Records drawn from a dataset
+--
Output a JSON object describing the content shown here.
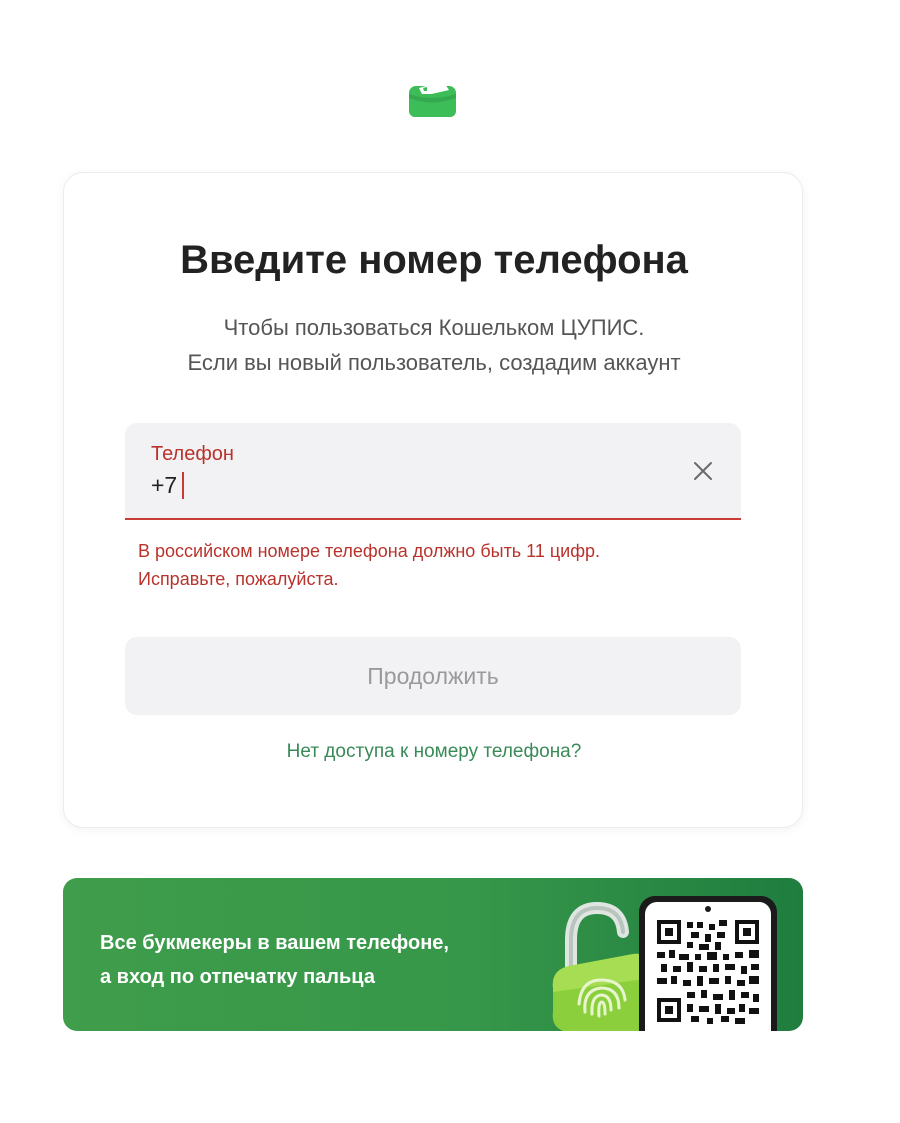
{
  "logo": {
    "name": "wallet-logo",
    "color": "#3cbd58"
  },
  "card": {
    "title": "Введите номер телефона",
    "subtitle_line1": "Чтобы пользоваться Кошельком ЦУПИС.",
    "subtitle_line2": "Если вы новый пользователь, создадим аккаунт"
  },
  "phone_field": {
    "label": "Телефон",
    "value": "+7",
    "clear_icon": "close-icon",
    "state": "error"
  },
  "error": {
    "line1": "В российском номере телефона должно быть 11 цифр.",
    "line2": "Исправьте, пожалуйста."
  },
  "actions": {
    "continue_label": "Продолжить",
    "continue_disabled": true,
    "no_access_link": "Нет доступа к номеру телефона?"
  },
  "banner": {
    "line1": "Все букмекеры в вашем телефоне,",
    "line2": "а вход по отпечатку пальца",
    "lock_icon": "fingerprint-lock-icon",
    "qr_icon": "qr-code-icon"
  },
  "colors": {
    "accent_green": "#3cbd58",
    "error_red": "#c83a34",
    "link_green": "#3a8a58",
    "banner_green": "#36974a"
  }
}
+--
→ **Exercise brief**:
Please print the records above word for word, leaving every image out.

→ **Result of the exercise**:
Output a JSON object describing the content shown here.
{
  "logo": {
    "name": "wallet-logo",
    "color": "#3cbd58"
  },
  "card": {
    "title": "Введите номер телефона",
    "subtitle_line1": "Чтобы пользоваться Кошельком ЦУПИС.",
    "subtitle_line2": "Если вы новый пользователь, создадим аккаунт"
  },
  "phone_field": {
    "label": "Телефон",
    "value": "+7",
    "clear_icon": "close-icon",
    "state": "error"
  },
  "error": {
    "line1": "В российском номере телефона должно быть 11 цифр.",
    "line2": "Исправьте, пожалуйста."
  },
  "actions": {
    "continue_label": "Продолжить",
    "continue_disabled": true,
    "no_access_link": "Нет доступа к номеру телефона?"
  },
  "banner": {
    "line1": "Все букмекеры в вашем телефоне,",
    "line2": "а вход по отпечатку пальца",
    "lock_icon": "fingerprint-lock-icon",
    "qr_icon": "qr-code-icon"
  },
  "colors": {
    "accent_green": "#3cbd58",
    "error_red": "#c83a34",
    "link_green": "#3a8a58",
    "banner_green": "#36974a"
  }
}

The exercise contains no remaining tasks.